[Input data]

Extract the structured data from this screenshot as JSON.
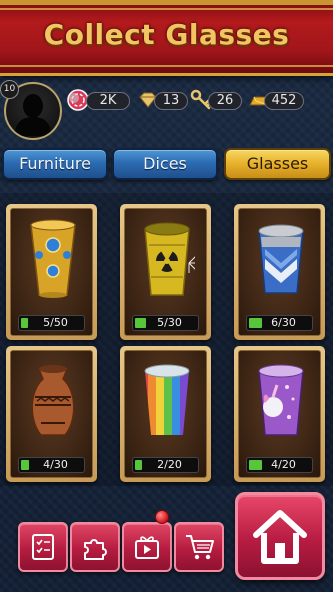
{
  "header": {
    "title": "Collect Glasses"
  },
  "player": {
    "level": "10"
  },
  "resources": [
    {
      "name": "chips",
      "icon": "poker-chip-icon",
      "value": "2K"
    },
    {
      "name": "gems",
      "icon": "gem-icon",
      "value": "13"
    },
    {
      "name": "keys",
      "icon": "key-icon",
      "value": "26"
    },
    {
      "name": "gold",
      "icon": "gold-bar-icon",
      "value": "452"
    }
  ],
  "tabs": [
    {
      "label": "Furniture",
      "active": false
    },
    {
      "label": "Dices",
      "active": false
    },
    {
      "label": "Glasses",
      "active": true
    }
  ],
  "glasses": [
    {
      "icon": "jeweled-gold-cup-icon",
      "progress": "5/50",
      "collected": 5,
      "total": 50
    },
    {
      "icon": "radioactive-cup-icon",
      "progress": "5/30",
      "collected": 5,
      "total": 30
    },
    {
      "icon": "blue-chevron-cup-icon",
      "progress": "6/30",
      "collected": 6,
      "total": 30
    },
    {
      "icon": "greek-vase-cup-icon",
      "progress": "4/30",
      "collected": 4,
      "total": 30
    },
    {
      "icon": "rainbow-cup-icon",
      "progress": "2/20",
      "collected": 2,
      "total": 20
    },
    {
      "icon": "unicorn-cup-icon",
      "progress": "4/20",
      "collected": 4,
      "total": 20
    }
  ],
  "colors": {
    "banner": "#a0161a",
    "banner_text": "#f4c463",
    "tab_blue": "#2c6cb2",
    "tab_gold": "#e6b02b",
    "progress_green": "#58c63a",
    "button_pink": "#b51c40"
  }
}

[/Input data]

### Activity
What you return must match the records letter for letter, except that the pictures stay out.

### Output
Extract the structured data from this screenshot as JSON.
{
  "header": {
    "title": "Collect Glasses"
  },
  "player": {
    "level": "10"
  },
  "resources": [
    {
      "name": "chips",
      "icon": "poker-chip-icon",
      "value": "2K"
    },
    {
      "name": "gems",
      "icon": "gem-icon",
      "value": "13"
    },
    {
      "name": "keys",
      "icon": "key-icon",
      "value": "26"
    },
    {
      "name": "gold",
      "icon": "gold-bar-icon",
      "value": "452"
    }
  ],
  "tabs": [
    {
      "label": "Furniture",
      "active": false
    },
    {
      "label": "Dices",
      "active": false
    },
    {
      "label": "Glasses",
      "active": true
    }
  ],
  "glasses": [
    {
      "icon": "jeweled-gold-cup-icon",
      "progress": "5/50",
      "collected": 5,
      "total": 50
    },
    {
      "icon": "radioactive-cup-icon",
      "progress": "5/30",
      "collected": 5,
      "total": 30
    },
    {
      "icon": "blue-chevron-cup-icon",
      "progress": "6/30",
      "collected": 6,
      "total": 30
    },
    {
      "icon": "greek-vase-cup-icon",
      "progress": "4/30",
      "collected": 4,
      "total": 30
    },
    {
      "icon": "rainbow-cup-icon",
      "progress": "2/20",
      "collected": 2,
      "total": 20
    },
    {
      "icon": "unicorn-cup-icon",
      "progress": "4/20",
      "collected": 4,
      "total": 20
    }
  ],
  "colors": {
    "banner": "#a0161a",
    "banner_text": "#f4c463",
    "tab_blue": "#2c6cb2",
    "tab_gold": "#e6b02b",
    "progress_green": "#58c63a",
    "button_pink": "#b51c40"
  }
}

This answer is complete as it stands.